The expected output is a copy of every line in the records with the string "JSON".
= = =
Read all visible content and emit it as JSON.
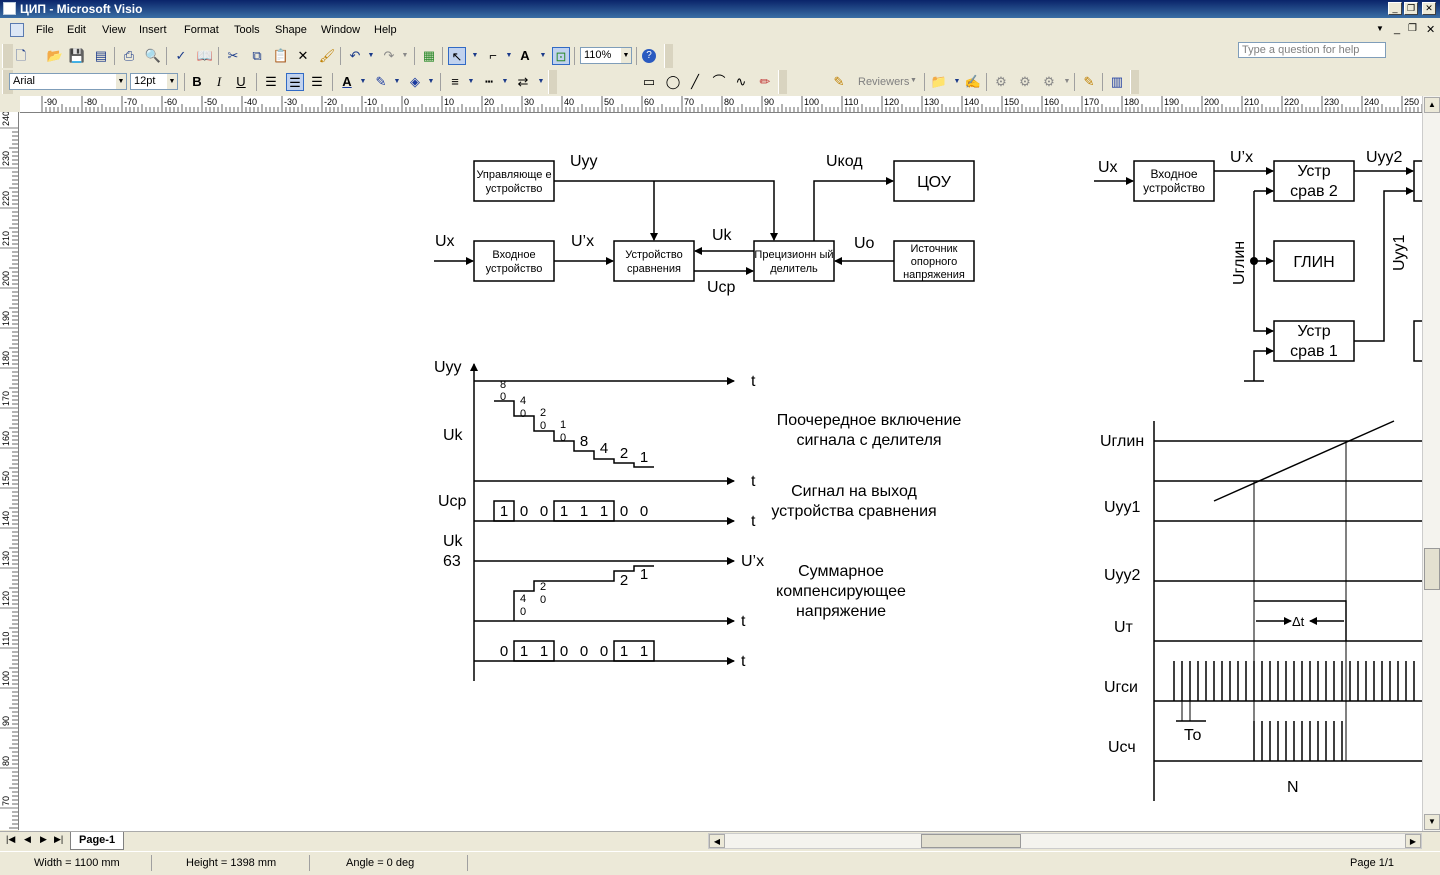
{
  "window": {
    "title": "ЦИП - Microsoft Visio"
  },
  "menu": [
    "File",
    "Edit",
    "View",
    "Insert",
    "Format",
    "Tools",
    "Shape",
    "Window",
    "Help"
  ],
  "help_placeholder": "Type a question for help",
  "toolbar": {
    "zoom": "110%",
    "font": "Arial",
    "size": "12pt",
    "reviewers": "Reviewers"
  },
  "ruler_h": [
    "-90",
    "-80",
    "-70",
    "-60",
    "-50",
    "-40",
    "-30",
    "-20",
    "-10",
    "0",
    "10",
    "20",
    "30",
    "40",
    "50",
    "60",
    "70",
    "80",
    "90",
    "100",
    "110",
    "120",
    "130",
    "140",
    "150",
    "160",
    "170",
    "180",
    "190",
    "200",
    "210",
    "220",
    "230",
    "240",
    "250"
  ],
  "ruler_v": [
    "240",
    "230",
    "220",
    "210",
    "200",
    "190",
    "180",
    "170",
    "160",
    "150",
    "140",
    "130",
    "120",
    "110",
    "100",
    "90",
    "80",
    "70"
  ],
  "diagram": {
    "blocks": {
      "control": "Управляюще е устройство",
      "input": "Входное устройство",
      "compare": "Устройство сравнения",
      "divider": "Прецизионн ый делитель",
      "cou": "ЦОУ",
      "ref": "Источник опорного напряжения"
    },
    "signals": {
      "uyy": "Uyy",
      "ukod": "Uкод",
      "ux": "Ux",
      "ux_prime": "U’x",
      "uk": "Uk",
      "uo": "Uo",
      "ucp": "Ucp"
    },
    "timing": {
      "uyy": "Uyy",
      "uk": "Uk",
      "ucp": "Ucp",
      "uk63": "Uk",
      "sixtythree": "63",
      "t": "t",
      "ux_prime": "U’x",
      "note1": "Поочередное включение сигнала с делителя",
      "note2": "Сигнал на выход устройства сравнения",
      "note3": "Суммарное компенсирующее напряжение",
      "bits1": [
        "1",
        "0",
        "0",
        "1",
        "1",
        "1",
        "0",
        "0"
      ],
      "bits2": [
        "0",
        "1",
        "1",
        "0",
        "0",
        "0",
        "1",
        "1"
      ],
      "steps1": [
        "8",
        "0",
        "4",
        "0",
        "2",
        "0",
        "1",
        "0",
        "8",
        "4",
        "2",
        "1"
      ],
      "steps2": [
        "4",
        "0",
        "2",
        "0",
        "2",
        "1"
      ]
    },
    "right": {
      "ux": "Ux",
      "ux_prime": "U’x",
      "input": "Входное устройство",
      "comp2": "Устр срав 2",
      "uyy2": "Uyy2",
      "ugl": "Uглин",
      "glin": "ГЛИН",
      "comp1": "Устр срав 1",
      "uyy1": "Uyy1"
    },
    "timing2": {
      "ugl": "Uглин",
      "uyy1": "Uyy1",
      "uyy2": "Uyy2",
      "ut": "Uт",
      "dt": "Δt",
      "ugsi": "Uгси",
      "to": "То",
      "usch": "Uсч",
      "n": "N"
    }
  },
  "tabs": {
    "page": "Page-1"
  },
  "status": {
    "width": "Width = 1100 mm",
    "height": "Height = 1398 mm",
    "angle": "Angle = 0 deg",
    "page": "Page 1/1"
  }
}
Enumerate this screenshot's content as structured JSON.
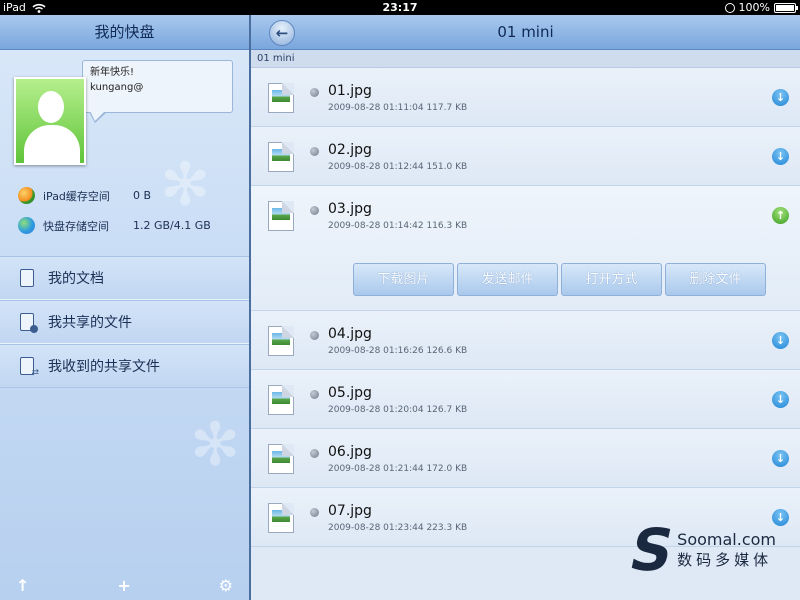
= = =
§ **Solution to this exercise**:
Read all visible content and emit it as JSON.
Enumerate this screenshot's content as structured JSON.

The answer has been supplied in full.